On the Road to Vanlife Lithium Power Recovery

Lithium power success depicted in our Tellaro van

We have enjoyed 15K+ miles in our 2023 Tellaro 20L since taking delivery back in July 2022. It has the ReLion 200Ah Lithium power system in the coach. Traveling in Tennessee on January 10th, we found the lithium system totally discharged. It had been fully charged and operating fine. We went on to Florida but cut the trip short, troubleshooting all along. Today, January 25th, the batteries finally came back to life and the source problem was identified. Now it is fully charged and semi-operational. This recaps the 2-week saga and findings. 

Problem Symptoms and Trouble Shooting

Upon finding lithium power “dead”, the symptoms never changed over two weeks of system recovery attempts.  I got great support from the Thor Sequence and Tellaro Owners and Wannabees site, especially Mark P. Walker, group expert. I also had talks with Thor (outfitter) and Mastervolt (Combi Master inverter). Here are the things I saw and did:

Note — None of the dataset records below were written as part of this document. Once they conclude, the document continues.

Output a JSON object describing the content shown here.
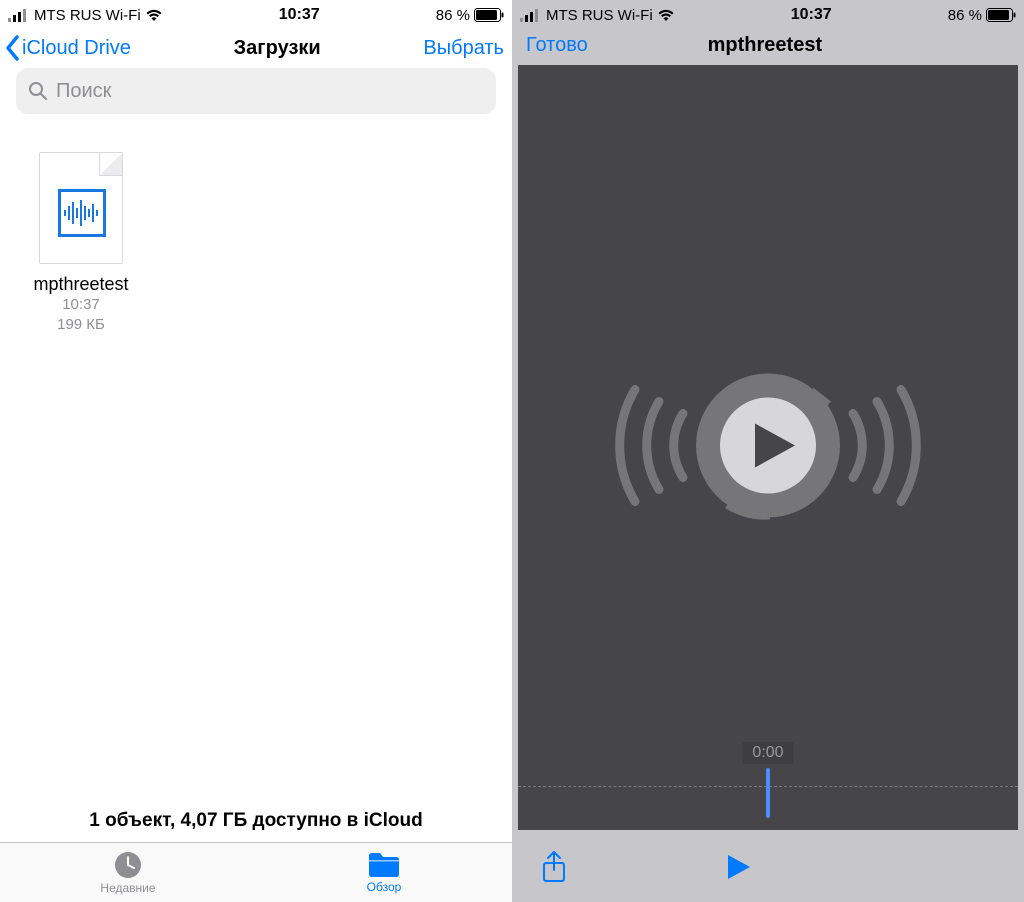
{
  "status": {
    "carrier": "MTS RUS Wi-Fi",
    "time": "10:37",
    "battery_percent": "86 %"
  },
  "files_pane": {
    "back_label": "iCloud Drive",
    "title": "Загрузки",
    "select_label": "Выбрать",
    "search_placeholder": "Поиск",
    "item": {
      "name": "mpthreetest",
      "time": "10:37",
      "size": "199 КБ"
    },
    "summary": "1 объект, 4,07 ГБ доступно в iCloud",
    "tabs": {
      "recent": "Недавние",
      "browse": "Обзор"
    }
  },
  "player_pane": {
    "done_label": "Готово",
    "title": "mpthreetest",
    "playback_time": "0:00"
  }
}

  • No coach electrical system gauges lit up or worked except a flashing error condition from the solar controller trying to feed the system.
  • All the basic fuses and breakers were good.
  • The system would not take a charge from any of the three sources.
  • The Mastervolt Combi Master inverter displayed the expected statuses when connected to shore power, but it was blank/non-responsive in response to the alternator (a.k.a. the “under hood generator” or UHG).
  • System gauges and coach lights would not come on when connected to shore power, with the exception of the Smart Remote.
  • When connected to shore power (20 or 30 amp), the Smart Remote would not move beyond the “bulk charging” phase; in actuality, it was not charging at all.
  • Under the van, the primary 50-amp fuse and the 250-amp mega fuse were verified.
  • Multiple opinions were expressed that the system needed to be “woken up” or subjected to a “dark start”. Fully discharged lithium batteries can “switch off”, and some brands reportedly have a battery restart switch.

I went through the above list a few times, to no avail. It was frustrating to be in Florida for the old man’s 99th birthday, a celebrated WWII fighter pilot. He is one of four surviving Hell Hawks. Qualified service centers in Florida were booked up and not close to the celebrations.

Problem Resolution

The Krenek RV Center, where I bought the rig in Coloma, Michigan, made time to work the issue. I am glad they did. They worked in concert with Thor for about six hours yesterday, the first day. They confirmed there was no voltage at the batteries. Trouble shooting and symptoms and initial results were similar to mine. At the end of the day yesterday, they put it on a last overnight charging cycle. This final attempt was anticipated to confirm the batteries were bad.

Even though the batteries again didn’t charge, the Krenek technician was not ready to accept that they were bad. On the dash there is the emergency start button, which is designed to start the van off of the coach batteries in the event that the chassis battery is dead. He pushed the emergency start button, and everything lit up. The batteries immediately woke up and were able to take a charge. Once the batteries were awake, they would only charge from shore power, but not via the alternator/UHG. This indicated the UHG to be the point of failure.


The batteries had totally discharged. On our van’s particular version, there is no setting or switch or prescribed way of “waking” them. Sometimes they are known to simply start charging after appearing to go totally dead. But not always.

Hitting the emergency start button is not a prescribed way of waking the batteries. This act might have prompted or rest communications between the coach and chassis batteries. Or in fact it might have directly woken up the lithium batteries. While the coach batteries were totally discharged, it was not possible to observe that the UHG had failed. However, it’s not clear why the UHG failed or why that failure would discharge the system.

Now back in Michigan, we’re waiting for a UHG. Lithium power is fully charged (floating 100% state of charge). So, the van can again be driven with the battery bank switched off.

New batteries would not have resolved the issue. So, credit the Krenek technician for pushing on and finding the real problem.